David Mayes, Professor of Finance at the University of Auckland, died on November 30, 2017, aged 71.
Asymetric Information No 61, April 2018, p.6
David studied for a PPE (Philosophy, Politics and Economics) at the University of Oxford, graduating in 1968, before completing his PhD at the University of Bristol in 1971. Much of his early work focused on European integration, with the European Union still youthful; the UK had not yet joined when he completed his doctorate, let alone considered leaving.
His earliest listed paper is entitled ‘The changing price of butter’ (1974). It models the impact of changing quotas on price, thereby assessing the impact on the UK of the EU’s Common Agricultural Policy. In later papers he examined the effects of European integration on trade, the implications of closer European integration on Australia and New Zealand, and the burgeoning rational expectations revolution, among many other topics. He is particularly remembered in New Zealand for his 1986 address at the NZIER AGM, Changes, which warned, appositely at the time of major economic liberalisation, that it was easier to close down businesses than to start them up.

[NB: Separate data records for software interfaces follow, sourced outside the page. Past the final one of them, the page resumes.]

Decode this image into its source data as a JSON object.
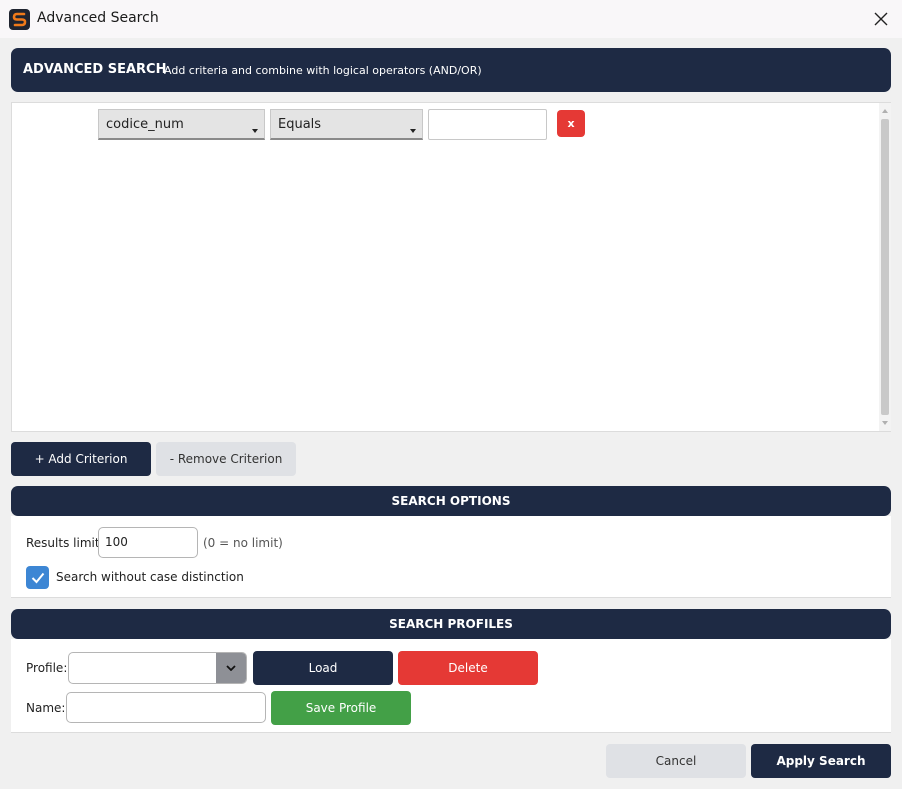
{
  "window": {
    "title": "Advanced Search"
  },
  "header": {
    "title": "ADVANCED SEARCH",
    "subtitle": "Add criteria and combine with logical operators (AND/OR)"
  },
  "criteria": {
    "rows": [
      {
        "field": "codice_num",
        "operator": "Equals",
        "value": "",
        "remove_label": "x"
      }
    ],
    "add_label": "+ Add Criterion",
    "remove_label": "- Remove Criterion"
  },
  "search_options": {
    "title": "SEARCH OPTIONS",
    "results_limit_label": "Results limit:",
    "results_limit_value": "100",
    "results_limit_hint": "(0 = no limit)",
    "case_insensitive_label": "Search without case distinction",
    "case_insensitive_checked": true
  },
  "search_profiles": {
    "title": "SEARCH PROFILES",
    "profile_label": "Profile:",
    "profile_value": "",
    "load_label": "Load",
    "delete_label": "Delete",
    "name_label": "Name:",
    "name_value": "",
    "save_label": "Save Profile"
  },
  "footer": {
    "cancel_label": "Cancel",
    "apply_label": "Apply Search"
  },
  "colors": {
    "primary_dark": "#1e2a44",
    "danger": "#e53935",
    "success": "#43a047",
    "checkbox": "#3d86d4"
  }
}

During the 1980s Mayes worked at the University of Exeter, the NIESR in London and the now-defunct British National Economic Development Office. He was a visiting fellow at the University of Otago and was at the NZIER in 1985-6, including briefly being its director, before returning to NEDO After stints at the Centre for European Policy Studies in Brussels and a return to the NIESR, he became chief economist of the RBNZ in 1994, serving until 1997 before taking up the position of Advisor to the Bank of Finland’s Board in 1997-2008
A spell as a Visiting Professor at the University of Auckland, 2006-7, led to the position of BNZ Professor of Finance University of Auckland, as well as director of its Europe Institute and co-director of its NZ Governance Centre. There he taught at all levels, from undergraduate to post-doctoral, seeing many PhD candidates successfully through their studies. Following his death he received some warm tributes from his former doctoral students.

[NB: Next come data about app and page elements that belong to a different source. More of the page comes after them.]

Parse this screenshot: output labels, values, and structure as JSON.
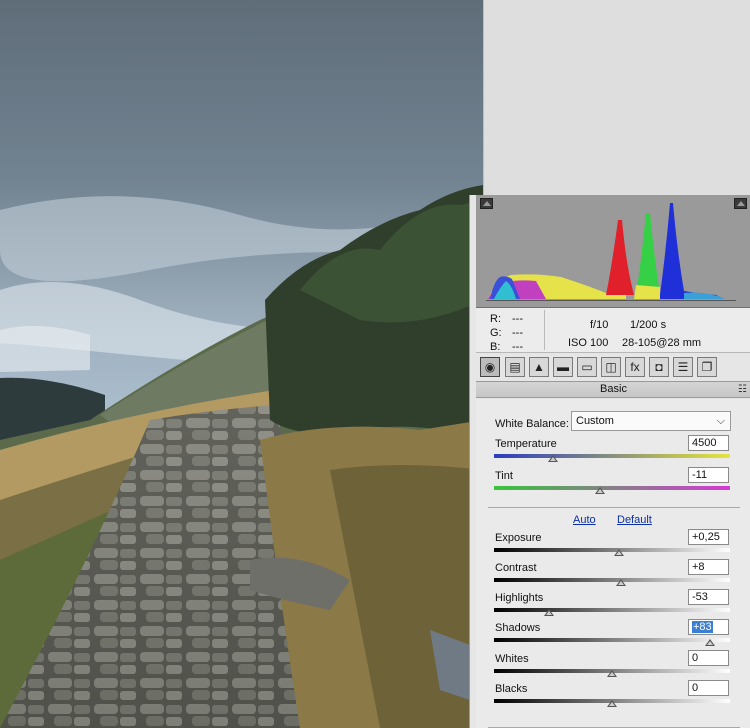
{
  "readout": {
    "r_label": "R:",
    "r_value": "---",
    "g_label": "G:",
    "g_value": "---",
    "b_label": "B:",
    "b_value": "---",
    "aperture": "f/10",
    "shutter": "1/200 s",
    "iso": "ISO 100",
    "lens": "28-105@28 mm"
  },
  "tool_icons": [
    "basic-aperture-icon",
    "tone-curve-icon",
    "detail-icon",
    "hsl-icon",
    "split-toning-icon",
    "lens-corrections-icon",
    "effects-icon",
    "camera-calibration-icon",
    "presets-icon",
    "snapshots-icon"
  ],
  "tool_glyphs": [
    "◉",
    "▤",
    "▲",
    "▬",
    "▭",
    "◫",
    "fx",
    "◘",
    "☰",
    "❐"
  ],
  "panel": {
    "title": "Basic",
    "white_balance_label": "White Balance:",
    "white_balance_value": "Custom",
    "auto_link": "Auto",
    "default_link": "Default"
  },
  "sliders": {
    "temperature": {
      "label": "Temperature",
      "value": "4500",
      "position": 0.25
    },
    "tint": {
      "label": "Tint",
      "value": "-11",
      "position": 0.45
    },
    "exposure": {
      "label": "Exposure",
      "value": "+0,25",
      "position": 0.53
    },
    "contrast": {
      "label": "Contrast",
      "value": "+8",
      "position": 0.54
    },
    "highlights": {
      "label": "Highlights",
      "value": "-53",
      "position": 0.235
    },
    "shadows": {
      "label": "Shadows",
      "value": "+83",
      "position": 0.915
    },
    "whites": {
      "label": "Whites",
      "value": "0",
      "position": 0.5
    },
    "blacks": {
      "label": "Blacks",
      "value": "0",
      "position": 0.5
    }
  },
  "colors": {
    "temperature_track": [
      "#2b3cc0",
      "#e5e53a"
    ],
    "tint_track": [
      "#39c43a",
      "#d43ad4"
    ],
    "tone_track": [
      "#000000",
      "#ffffff"
    ],
    "selection": "#3a7fd5",
    "link": "#0b2fa8"
  }
}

At times he held positions in many other research and academic institutions including adjunct chairs at the Universities of Canterbury and Waikato.
David’s most recent work, authored in the wake of the financial crisis, focused on designing effective banking regulation, including bail-in, deposit insurance, and other aspects of resolution frameworks. He was a prolific writer of academic works: papers, articles, book chapters, reports and books.
David Mayes died following being diagnosed with cancer just a few weeks earlier; he suffered a stroke from which he did not recover. His funeral was held close to his home on Waiheke Island.